Extracted data entries:

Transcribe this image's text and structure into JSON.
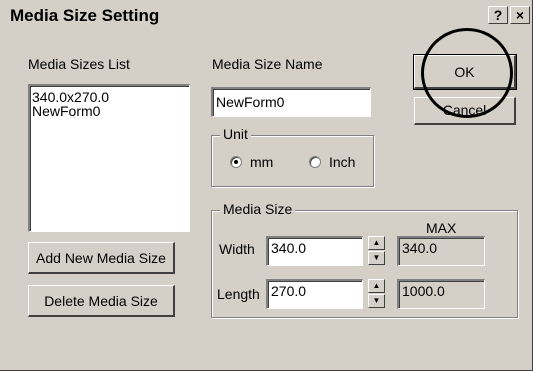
{
  "window": {
    "title": "Media Size Setting",
    "help_glyph": "?",
    "close_glyph": "×"
  },
  "media_sizes_list": {
    "label": "Media Sizes List",
    "items": [
      "340.0x270.0",
      "NewForm0"
    ]
  },
  "media_size_name": {
    "label": "Media Size Name",
    "value": "NewForm0"
  },
  "unit": {
    "label": "Unit",
    "options": [
      "mm",
      "Inch"
    ],
    "selected": "mm"
  },
  "media_size": {
    "label": "Media Size",
    "max_label": "MAX",
    "width": {
      "label": "Width",
      "value": "340.0",
      "max": "340.0"
    },
    "length": {
      "label": "Length",
      "value": "270.0",
      "max": "1000.0"
    }
  },
  "buttons": {
    "ok": "OK",
    "cancel": "Cancel",
    "add_new": "Add New Media Size",
    "delete": "Delete Media Size"
  }
}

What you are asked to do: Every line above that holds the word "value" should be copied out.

Solution:
    "value": "NewForm0"
      "value": "340.0",
      "value": "270.0",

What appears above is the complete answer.